In fact, to believe the first 15 paragraphs, the reason polluters have such a strong voice in the national debate is because conservation groups are “struggling” and “slow.” Not a single mention of polluters’ massive money advantage in the first 540 words.
Then, almost as an afterthought, Fahrenthold drops this in as paragraph 16:
Oil and natural gas groups have always had deeper pockets. In the first six months of 2009, the Center for Responsive Politics found they spent $82.1 million lobbying Washington on various issues, including climate policy. In the same time, environmental and health groups concerned with climate change spent about $6.6 million on lobbying and clean-energy firms $12.1 million, according to two other analyst groups, the Center for Public Integrity and New Energy Finance.
But those figures don’t even come close to telling the real story of the financial disparity between polluters and conservationists. Exxon Mobil alone – just one of many oil and coal giants – turned a $40 billion profit in 2007. That was the largest profit in the history of the planet (#2 on the list: also Exxon Mobil, 2006).
Of course, that’s just profit. Exxon Mobil’s annual revenue in 2007 was $404.5 billion. Exxon Mobil alone has an annual budget hundreds of times that of every conservation group put together.
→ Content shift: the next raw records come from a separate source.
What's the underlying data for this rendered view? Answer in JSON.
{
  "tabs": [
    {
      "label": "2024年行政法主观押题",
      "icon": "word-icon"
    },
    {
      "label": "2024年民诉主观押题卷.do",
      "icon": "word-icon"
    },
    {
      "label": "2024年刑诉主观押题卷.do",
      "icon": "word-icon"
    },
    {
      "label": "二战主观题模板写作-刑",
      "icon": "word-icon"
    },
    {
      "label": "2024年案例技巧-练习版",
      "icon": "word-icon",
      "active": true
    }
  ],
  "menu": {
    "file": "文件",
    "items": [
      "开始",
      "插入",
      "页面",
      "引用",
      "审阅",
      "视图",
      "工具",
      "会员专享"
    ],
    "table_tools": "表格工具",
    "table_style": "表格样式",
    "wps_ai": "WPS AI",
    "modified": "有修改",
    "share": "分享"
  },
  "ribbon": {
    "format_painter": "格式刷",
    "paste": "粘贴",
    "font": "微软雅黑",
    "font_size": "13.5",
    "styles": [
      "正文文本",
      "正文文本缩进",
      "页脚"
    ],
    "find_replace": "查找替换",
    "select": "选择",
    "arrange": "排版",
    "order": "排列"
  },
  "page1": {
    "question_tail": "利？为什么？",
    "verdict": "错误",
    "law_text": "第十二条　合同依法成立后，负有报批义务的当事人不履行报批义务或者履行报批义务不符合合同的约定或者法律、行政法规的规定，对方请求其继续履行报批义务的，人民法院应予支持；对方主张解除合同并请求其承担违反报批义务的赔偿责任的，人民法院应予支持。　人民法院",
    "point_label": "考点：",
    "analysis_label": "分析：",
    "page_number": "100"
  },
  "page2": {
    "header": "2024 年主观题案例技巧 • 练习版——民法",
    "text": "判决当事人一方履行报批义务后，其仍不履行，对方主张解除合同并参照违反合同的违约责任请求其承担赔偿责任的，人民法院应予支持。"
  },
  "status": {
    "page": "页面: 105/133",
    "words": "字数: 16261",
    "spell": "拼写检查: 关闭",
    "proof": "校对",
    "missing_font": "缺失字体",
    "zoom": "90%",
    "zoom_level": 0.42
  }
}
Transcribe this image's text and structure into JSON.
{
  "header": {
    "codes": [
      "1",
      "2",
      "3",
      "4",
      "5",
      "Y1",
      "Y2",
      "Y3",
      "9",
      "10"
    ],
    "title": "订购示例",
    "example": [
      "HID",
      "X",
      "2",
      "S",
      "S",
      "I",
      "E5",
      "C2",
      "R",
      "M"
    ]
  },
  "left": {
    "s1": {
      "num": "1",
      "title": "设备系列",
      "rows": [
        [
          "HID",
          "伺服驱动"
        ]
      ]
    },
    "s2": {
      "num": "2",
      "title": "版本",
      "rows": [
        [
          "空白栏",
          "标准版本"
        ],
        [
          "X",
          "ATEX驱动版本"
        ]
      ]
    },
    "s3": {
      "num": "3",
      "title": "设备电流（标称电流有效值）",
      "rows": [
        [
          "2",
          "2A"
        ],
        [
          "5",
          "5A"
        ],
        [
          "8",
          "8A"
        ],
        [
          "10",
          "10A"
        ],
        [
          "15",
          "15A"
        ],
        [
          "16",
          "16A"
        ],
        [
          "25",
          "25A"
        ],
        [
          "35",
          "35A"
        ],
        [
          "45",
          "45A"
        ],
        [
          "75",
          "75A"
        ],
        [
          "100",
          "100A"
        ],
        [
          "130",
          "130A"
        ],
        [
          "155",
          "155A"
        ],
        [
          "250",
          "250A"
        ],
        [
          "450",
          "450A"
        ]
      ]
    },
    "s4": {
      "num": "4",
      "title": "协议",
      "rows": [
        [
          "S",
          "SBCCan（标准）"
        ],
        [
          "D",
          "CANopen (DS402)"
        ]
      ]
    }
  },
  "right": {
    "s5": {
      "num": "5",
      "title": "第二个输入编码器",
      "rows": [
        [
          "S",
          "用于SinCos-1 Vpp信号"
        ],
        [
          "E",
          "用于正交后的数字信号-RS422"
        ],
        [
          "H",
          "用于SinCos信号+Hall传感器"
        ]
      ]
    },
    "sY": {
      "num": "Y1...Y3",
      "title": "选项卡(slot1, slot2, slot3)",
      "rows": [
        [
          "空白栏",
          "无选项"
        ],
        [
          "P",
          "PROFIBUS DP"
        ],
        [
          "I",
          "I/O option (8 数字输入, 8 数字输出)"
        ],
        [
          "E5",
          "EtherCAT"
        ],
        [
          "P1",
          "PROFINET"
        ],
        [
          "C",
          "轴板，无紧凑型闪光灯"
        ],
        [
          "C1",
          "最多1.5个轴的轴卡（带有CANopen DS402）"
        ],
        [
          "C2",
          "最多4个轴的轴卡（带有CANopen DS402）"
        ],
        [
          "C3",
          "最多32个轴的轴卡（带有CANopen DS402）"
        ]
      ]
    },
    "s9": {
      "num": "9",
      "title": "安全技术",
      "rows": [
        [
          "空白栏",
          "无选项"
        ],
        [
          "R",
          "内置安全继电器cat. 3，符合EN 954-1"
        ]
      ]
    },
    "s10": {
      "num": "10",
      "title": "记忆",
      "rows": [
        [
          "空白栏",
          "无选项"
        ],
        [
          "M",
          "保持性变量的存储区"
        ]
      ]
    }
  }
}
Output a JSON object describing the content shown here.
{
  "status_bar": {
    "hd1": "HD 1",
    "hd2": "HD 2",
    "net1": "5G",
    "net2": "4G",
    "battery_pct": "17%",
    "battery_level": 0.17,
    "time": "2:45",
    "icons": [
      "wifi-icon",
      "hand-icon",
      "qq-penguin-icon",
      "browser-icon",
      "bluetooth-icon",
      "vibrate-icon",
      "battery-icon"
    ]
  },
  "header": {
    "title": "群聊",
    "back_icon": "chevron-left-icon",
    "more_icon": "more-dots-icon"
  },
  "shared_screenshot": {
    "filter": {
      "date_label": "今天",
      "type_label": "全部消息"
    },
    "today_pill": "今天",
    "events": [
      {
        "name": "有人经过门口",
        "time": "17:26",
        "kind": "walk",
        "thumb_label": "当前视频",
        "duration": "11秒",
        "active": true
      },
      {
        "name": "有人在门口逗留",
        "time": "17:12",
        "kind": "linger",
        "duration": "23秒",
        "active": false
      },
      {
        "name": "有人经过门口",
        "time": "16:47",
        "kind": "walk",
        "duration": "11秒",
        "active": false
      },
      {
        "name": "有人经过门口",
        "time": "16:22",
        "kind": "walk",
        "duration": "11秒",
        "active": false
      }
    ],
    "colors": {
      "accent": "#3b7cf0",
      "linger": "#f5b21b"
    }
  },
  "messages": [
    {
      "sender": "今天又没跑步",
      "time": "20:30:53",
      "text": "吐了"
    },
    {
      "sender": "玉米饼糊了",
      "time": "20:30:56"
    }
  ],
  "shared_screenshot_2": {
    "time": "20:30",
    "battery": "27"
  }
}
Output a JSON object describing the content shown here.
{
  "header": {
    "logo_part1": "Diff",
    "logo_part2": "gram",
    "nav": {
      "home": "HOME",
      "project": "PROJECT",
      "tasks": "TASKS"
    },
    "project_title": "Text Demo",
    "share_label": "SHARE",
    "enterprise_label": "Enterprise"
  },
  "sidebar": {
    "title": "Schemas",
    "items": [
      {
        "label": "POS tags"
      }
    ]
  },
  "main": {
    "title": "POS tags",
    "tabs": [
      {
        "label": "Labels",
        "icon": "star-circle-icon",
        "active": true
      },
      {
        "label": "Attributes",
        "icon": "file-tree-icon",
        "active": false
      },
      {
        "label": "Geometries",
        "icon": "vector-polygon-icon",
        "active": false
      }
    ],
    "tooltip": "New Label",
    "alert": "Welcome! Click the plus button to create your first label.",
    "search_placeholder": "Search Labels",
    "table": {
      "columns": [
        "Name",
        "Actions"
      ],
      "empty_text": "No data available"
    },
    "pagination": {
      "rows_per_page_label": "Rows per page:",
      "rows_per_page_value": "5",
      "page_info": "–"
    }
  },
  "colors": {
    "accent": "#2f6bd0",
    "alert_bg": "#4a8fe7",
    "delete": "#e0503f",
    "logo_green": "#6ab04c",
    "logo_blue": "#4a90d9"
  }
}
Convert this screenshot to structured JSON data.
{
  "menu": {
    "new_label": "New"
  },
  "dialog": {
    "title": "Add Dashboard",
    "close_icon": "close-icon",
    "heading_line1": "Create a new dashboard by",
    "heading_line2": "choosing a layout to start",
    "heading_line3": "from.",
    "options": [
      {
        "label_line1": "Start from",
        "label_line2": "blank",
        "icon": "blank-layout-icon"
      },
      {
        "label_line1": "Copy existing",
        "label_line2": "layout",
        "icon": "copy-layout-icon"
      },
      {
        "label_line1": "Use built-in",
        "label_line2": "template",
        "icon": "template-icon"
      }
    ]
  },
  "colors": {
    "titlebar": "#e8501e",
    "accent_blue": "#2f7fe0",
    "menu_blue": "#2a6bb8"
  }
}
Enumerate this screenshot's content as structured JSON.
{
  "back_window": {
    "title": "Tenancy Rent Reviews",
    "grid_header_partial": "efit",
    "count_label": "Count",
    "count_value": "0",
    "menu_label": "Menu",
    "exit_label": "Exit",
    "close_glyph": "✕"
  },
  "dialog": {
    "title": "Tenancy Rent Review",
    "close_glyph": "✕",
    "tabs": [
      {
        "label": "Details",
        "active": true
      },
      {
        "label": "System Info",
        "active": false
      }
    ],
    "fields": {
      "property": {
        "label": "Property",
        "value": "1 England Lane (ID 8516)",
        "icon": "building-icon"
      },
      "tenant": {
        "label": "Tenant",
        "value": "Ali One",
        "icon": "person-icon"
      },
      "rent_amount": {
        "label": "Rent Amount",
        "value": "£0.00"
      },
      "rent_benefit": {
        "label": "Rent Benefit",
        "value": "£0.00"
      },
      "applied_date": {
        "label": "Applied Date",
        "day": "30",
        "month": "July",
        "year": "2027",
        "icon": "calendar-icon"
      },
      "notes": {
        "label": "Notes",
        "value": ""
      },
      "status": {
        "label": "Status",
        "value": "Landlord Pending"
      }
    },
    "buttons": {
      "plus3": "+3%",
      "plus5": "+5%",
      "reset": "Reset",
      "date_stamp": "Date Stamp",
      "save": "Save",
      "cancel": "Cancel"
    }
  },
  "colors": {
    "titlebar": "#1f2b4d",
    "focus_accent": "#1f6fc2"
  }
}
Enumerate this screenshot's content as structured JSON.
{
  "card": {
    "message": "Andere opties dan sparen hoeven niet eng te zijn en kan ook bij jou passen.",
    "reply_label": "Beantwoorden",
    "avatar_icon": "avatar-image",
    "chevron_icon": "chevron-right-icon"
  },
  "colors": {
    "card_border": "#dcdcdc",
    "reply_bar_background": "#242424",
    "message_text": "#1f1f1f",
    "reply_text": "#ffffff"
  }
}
And as we’ve covered, polluters are using that money not to present facts, but to push distortions, lies, and outright fraud. But again, the Post gives a free pass — mentioning pro-polluter contacts to Congress without mentioning many of those have been proven to be phony and funded by industry front groups.
People often ask me if I’m disappointed by polls showing six in ten Americans support clean energy & climate legislation. With energy price spikes and a climate in crisis, shouldn’t the numbers be higher?
But with Big Oil’s big money and free passes like this from the media, my response is that I’m constantly amazed that Americans see right through the lies and misinformation to support what’s right for our economy now and for our children’s future. I just hope the Senate follows their constituents’ lead this fall to pass a strong clean energy & climate bill.
Cross-posted from the National Wildlife Federation’s Wildlife Promise